=== The problem ===
Going line by line through the records below, count those containing the word "music", then give only the count.

=== Component data from apps and pages ===
+---+

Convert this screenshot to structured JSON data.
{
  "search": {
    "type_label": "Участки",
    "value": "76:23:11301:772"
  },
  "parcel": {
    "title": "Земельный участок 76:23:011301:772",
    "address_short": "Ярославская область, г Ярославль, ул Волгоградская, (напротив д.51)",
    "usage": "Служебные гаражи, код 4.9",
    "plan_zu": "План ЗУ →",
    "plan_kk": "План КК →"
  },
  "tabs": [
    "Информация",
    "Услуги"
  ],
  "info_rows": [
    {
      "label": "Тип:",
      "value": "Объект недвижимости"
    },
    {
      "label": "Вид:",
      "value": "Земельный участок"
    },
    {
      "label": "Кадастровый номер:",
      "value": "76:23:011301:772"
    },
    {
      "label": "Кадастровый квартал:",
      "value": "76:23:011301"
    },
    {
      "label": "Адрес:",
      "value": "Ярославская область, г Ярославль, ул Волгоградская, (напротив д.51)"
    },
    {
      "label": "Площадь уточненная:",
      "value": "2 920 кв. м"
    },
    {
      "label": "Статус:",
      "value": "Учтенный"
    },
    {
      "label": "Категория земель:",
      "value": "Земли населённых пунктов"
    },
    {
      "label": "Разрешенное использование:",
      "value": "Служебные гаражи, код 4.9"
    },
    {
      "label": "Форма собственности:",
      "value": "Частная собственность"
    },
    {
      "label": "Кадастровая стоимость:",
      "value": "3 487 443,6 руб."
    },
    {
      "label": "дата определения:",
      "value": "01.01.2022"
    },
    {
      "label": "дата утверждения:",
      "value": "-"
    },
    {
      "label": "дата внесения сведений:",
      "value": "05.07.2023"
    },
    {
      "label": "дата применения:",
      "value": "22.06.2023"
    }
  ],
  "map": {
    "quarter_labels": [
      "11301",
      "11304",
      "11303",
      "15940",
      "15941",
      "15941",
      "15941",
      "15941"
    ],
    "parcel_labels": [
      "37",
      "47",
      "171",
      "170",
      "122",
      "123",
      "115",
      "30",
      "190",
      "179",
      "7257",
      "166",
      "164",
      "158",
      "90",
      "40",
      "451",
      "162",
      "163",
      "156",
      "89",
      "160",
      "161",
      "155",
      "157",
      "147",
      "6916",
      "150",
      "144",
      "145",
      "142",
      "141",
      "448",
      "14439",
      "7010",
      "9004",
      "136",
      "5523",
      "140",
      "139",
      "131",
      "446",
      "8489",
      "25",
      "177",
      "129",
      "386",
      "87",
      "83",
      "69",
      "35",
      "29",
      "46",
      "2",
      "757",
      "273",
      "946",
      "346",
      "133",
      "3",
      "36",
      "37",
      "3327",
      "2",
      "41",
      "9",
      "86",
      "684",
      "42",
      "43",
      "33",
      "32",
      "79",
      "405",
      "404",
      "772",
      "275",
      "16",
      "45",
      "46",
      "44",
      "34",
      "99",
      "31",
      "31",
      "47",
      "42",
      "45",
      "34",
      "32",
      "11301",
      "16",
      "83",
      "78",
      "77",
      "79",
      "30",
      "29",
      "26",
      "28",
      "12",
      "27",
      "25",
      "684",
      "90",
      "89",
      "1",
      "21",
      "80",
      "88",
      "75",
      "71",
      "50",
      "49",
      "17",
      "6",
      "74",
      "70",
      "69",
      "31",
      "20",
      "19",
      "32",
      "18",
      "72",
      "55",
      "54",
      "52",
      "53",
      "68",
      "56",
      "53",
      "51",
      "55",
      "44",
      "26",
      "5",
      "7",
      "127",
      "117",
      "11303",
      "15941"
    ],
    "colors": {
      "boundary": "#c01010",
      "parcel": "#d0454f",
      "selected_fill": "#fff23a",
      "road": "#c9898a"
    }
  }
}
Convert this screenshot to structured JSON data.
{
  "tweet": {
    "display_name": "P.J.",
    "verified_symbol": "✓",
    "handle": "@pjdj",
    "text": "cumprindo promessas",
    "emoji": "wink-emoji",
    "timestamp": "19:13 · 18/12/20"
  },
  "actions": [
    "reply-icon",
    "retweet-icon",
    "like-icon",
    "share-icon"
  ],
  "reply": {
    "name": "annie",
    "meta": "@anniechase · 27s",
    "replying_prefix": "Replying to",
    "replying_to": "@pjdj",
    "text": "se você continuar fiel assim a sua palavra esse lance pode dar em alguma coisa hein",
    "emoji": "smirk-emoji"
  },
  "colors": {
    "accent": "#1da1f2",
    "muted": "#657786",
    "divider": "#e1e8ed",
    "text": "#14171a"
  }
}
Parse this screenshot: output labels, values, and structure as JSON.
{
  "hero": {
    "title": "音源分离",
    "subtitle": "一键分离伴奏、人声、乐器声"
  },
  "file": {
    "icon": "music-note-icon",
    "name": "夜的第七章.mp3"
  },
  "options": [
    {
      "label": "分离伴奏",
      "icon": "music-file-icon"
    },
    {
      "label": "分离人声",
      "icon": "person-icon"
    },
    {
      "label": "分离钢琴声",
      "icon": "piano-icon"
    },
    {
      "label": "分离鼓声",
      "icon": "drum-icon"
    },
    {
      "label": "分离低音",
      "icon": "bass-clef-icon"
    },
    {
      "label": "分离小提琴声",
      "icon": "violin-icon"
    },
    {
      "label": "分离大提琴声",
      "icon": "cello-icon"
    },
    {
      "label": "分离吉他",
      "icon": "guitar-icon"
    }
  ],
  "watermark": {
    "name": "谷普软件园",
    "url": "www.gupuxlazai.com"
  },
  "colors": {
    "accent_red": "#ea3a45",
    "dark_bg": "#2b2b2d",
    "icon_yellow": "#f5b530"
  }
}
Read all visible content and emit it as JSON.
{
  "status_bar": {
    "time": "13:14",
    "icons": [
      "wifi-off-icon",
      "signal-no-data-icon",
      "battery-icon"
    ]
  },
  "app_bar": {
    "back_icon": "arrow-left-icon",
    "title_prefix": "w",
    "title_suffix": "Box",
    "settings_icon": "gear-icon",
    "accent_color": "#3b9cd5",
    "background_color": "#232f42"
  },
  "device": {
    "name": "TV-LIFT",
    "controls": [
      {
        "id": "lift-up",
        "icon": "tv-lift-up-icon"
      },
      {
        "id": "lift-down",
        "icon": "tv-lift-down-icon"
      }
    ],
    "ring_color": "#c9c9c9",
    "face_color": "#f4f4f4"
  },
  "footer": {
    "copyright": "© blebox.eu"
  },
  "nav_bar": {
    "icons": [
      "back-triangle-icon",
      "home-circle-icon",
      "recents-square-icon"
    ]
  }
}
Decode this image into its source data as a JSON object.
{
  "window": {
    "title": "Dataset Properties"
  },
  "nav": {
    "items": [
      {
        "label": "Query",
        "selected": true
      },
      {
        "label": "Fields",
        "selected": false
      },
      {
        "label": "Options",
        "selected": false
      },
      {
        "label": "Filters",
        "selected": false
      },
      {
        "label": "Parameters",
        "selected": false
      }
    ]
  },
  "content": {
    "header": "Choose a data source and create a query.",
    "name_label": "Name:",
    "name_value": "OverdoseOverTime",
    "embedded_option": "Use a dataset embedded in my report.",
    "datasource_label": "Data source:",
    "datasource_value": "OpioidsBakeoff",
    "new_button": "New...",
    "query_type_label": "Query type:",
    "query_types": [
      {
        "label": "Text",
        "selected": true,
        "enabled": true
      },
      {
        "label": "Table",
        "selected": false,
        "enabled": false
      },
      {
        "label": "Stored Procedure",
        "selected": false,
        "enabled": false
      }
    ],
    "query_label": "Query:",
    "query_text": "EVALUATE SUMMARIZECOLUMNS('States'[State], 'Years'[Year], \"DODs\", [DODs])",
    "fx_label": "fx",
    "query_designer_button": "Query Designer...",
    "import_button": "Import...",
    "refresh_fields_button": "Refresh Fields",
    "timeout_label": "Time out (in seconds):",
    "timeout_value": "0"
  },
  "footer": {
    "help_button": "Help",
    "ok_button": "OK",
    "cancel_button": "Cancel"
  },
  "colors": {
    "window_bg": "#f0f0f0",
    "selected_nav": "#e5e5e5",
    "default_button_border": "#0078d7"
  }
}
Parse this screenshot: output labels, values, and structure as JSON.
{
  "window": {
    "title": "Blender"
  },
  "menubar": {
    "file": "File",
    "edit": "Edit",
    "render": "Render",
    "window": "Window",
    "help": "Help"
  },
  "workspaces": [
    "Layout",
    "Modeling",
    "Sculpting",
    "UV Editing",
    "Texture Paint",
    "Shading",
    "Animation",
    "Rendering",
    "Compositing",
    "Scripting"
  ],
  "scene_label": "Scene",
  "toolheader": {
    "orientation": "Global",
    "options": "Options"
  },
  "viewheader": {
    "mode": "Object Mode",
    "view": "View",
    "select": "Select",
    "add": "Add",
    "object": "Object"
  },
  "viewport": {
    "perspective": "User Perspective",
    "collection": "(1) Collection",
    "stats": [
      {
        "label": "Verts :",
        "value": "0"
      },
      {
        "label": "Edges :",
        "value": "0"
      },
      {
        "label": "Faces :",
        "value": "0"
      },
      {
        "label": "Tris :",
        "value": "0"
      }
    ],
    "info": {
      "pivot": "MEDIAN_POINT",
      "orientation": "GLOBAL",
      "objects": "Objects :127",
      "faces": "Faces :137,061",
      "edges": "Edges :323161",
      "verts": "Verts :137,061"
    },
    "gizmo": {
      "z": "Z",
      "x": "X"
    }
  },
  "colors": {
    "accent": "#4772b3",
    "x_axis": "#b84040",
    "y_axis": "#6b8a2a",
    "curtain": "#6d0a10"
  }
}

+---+

=== Expected answer ===
2